The Senate on Wednesday last week, October 8, 2019 re-introduced the Sexual Harassment Bill. Sponsored by Deputy Senate President Ovie Omo-Agege, the bill was read during plenary for the first time in the 9th National Assembly. The 8th Assembly of the Senate under the leadership of Bukola Saraki had passed the bill titled "Sexual Harassment in Tertiary Education Institutions Prohibition Bill". The bill, then sponsored by Omo-Agege and 57 other senators, was however rejected by the House of Representatives.
Discussing the bill during that House debate, Femi Gbajabiamila, who is now the House Speaker, argued that the bill did not take care of other spheres of society like the workplace and religious institutions. His argument was adopted by many members and it made the House to step down the bill.

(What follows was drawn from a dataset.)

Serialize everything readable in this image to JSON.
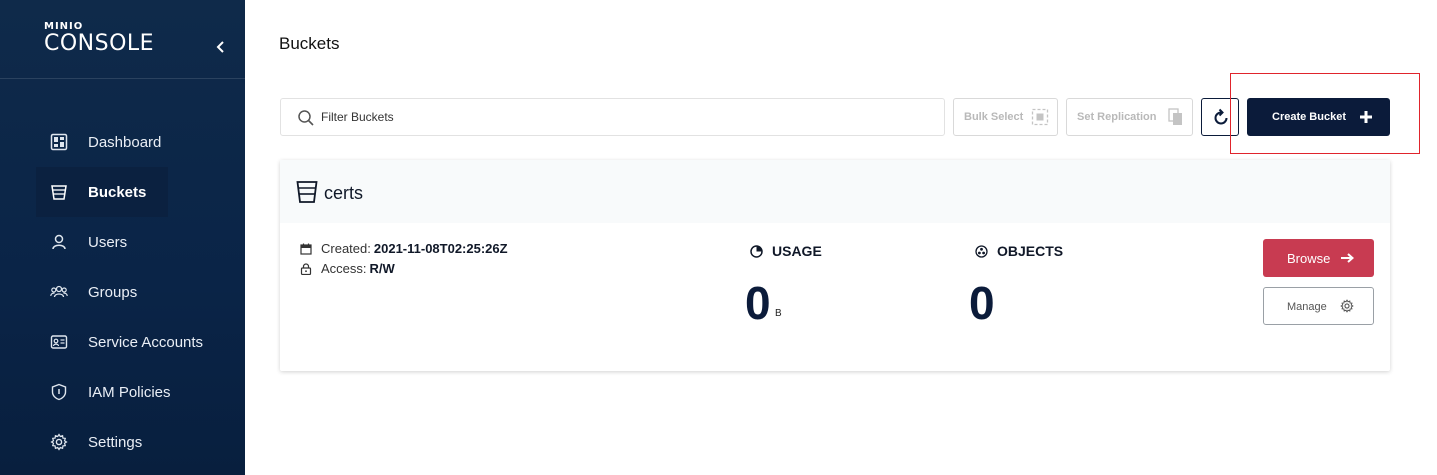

The lawmakers are expected to debate the bill's provisions during its second reading in due course. Meanwhile, the bill prescribes a 5-year jail term for lecturers and educators convicted of sexual harassment of their male or female students. It also recommended expulsion or suspension for students whose claims of being abused by lecturers or educators are found to be false by a competent court. It also provides a fine of N5 million in the event that the person accused of sexual harassment is convicted by a competent court of law. "An educator will be guilty of committing an offence of sexual harassment against a student if he or she has sexual intercourse with a student less than 18 years; has sex with or demands sex from a student or a prospective student as a condition to study in an institution, or as a condition to give a passing grade or granting honour and scholarships", the bill reads.
Besides the failure of the bill, as previously pointed out by Gbajabiamila, to capture sexual harassment in other workplaces which may include banks, hospitals and the media, it is important for the bill to re-define sexual harassment. For instance, the provision in the bill which describes sexual harassment as having sexual intercourse "with a student of less than 18 years" is needless because the Child Rights Act has already taken care of harassment of the under-aged.
The 5-year jail term prescribed by the bill for persons found guilty of sexual harassment is, in practical terms, not deterring enough. It would be apt to adopt an aspect of the Child Rights Act which provides for life imprisonment for sexual harassment against under-aged persons. Offenders could be dissuaded if no option of fine is provided in the punishment prescribed by the bill. Given its negative repercussions, the bill should in clear terms criminalize sexual harassment.
The re-introduction of the bill came two days after a British Broadcasting Corporation (BBC) documentary exposed two lecturers of the University of Lagos, and a lecturer of the University of Ghana for alleged sexual harassment in their respective institutions. The report elicited widespread reactions from Nigerians who opined that the phenomenon is about becoming a norm in Nigerian universities. The President of the 8th Senate, Bukola Saraki, had in the wake of recent sexual harassment cases also called on the 9th Assembly to revisit the bill.
It would be recalled that Nigerian media in recent months has been awash with stories of investigative panels set up by some tertiary institutions in the country to probe allegations into sexual harassment. In August 2019 alone, the University of Abuja and the Ahmadu Bello University, Zaria separately set up investigation panels to probe allegations of sexual harassment made against some lecturers, including professors.
While we advise students in tertiary institutions to work hard and remain serious with their studies, we encourage them to report attempts of sexual harassment and assault to relevant authorities in their institutions. Hardworking students seldom get involved in sex-for-marks scandals. Most often, randy lecturers harass or intimidate academically weak students. Whenever complaints are made, the management of the victim's institution is urged to properly investigate the case(s) and prosecute culprit(s) accordingly.